▸ TASK GOAL
Search the material below for "email" and copy every line where it occurs.

▸ EXTRACTED ENTRIES
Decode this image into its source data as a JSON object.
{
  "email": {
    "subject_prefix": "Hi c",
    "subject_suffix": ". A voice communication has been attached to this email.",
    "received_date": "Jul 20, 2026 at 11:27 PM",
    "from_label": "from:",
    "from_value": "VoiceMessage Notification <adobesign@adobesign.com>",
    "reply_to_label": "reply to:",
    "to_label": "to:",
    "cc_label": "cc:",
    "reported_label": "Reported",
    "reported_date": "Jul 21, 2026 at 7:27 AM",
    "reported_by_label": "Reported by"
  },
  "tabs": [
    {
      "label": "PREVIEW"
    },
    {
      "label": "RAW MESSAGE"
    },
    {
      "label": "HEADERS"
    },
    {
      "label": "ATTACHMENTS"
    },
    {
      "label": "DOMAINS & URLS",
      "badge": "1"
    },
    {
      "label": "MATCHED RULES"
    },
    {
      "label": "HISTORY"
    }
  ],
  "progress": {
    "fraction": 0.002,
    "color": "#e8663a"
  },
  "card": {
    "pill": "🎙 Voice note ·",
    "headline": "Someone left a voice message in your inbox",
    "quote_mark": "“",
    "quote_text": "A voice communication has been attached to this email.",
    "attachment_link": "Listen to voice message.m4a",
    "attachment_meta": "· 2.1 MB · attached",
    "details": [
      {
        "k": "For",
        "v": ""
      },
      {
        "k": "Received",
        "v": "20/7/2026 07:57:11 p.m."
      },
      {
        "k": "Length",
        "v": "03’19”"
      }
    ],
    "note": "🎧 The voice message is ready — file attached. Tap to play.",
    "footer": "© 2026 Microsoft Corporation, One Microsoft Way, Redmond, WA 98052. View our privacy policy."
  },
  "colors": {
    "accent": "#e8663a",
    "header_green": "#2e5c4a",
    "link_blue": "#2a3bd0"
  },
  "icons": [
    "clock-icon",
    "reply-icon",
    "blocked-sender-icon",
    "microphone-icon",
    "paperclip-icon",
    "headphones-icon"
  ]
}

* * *

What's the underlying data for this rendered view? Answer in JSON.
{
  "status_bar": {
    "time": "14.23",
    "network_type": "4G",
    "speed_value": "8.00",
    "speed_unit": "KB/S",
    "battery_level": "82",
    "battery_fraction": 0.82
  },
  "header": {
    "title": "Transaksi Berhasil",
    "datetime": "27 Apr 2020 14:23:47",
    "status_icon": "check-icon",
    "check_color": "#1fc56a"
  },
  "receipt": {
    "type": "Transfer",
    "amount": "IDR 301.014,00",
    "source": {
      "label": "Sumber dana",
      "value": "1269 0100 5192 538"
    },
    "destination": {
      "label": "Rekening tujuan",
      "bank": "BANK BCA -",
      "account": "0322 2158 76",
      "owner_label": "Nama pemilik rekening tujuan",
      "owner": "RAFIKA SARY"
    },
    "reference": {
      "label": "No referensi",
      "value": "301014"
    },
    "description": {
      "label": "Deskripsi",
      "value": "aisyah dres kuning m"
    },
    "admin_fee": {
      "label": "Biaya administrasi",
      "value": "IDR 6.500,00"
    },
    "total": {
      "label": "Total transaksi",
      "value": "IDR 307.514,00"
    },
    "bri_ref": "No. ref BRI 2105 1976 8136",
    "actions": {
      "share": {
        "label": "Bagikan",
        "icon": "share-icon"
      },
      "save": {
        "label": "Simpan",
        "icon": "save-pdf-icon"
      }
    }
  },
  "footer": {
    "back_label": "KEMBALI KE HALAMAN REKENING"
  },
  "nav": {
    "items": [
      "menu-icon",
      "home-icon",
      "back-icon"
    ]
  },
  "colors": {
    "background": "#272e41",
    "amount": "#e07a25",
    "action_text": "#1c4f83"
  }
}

▸ TASK ANSWER
  "email": {
    "subject_suffix": ". A voice communication has been attached to this email.",
    "quote_text": "A voice communication has been attached to this email.",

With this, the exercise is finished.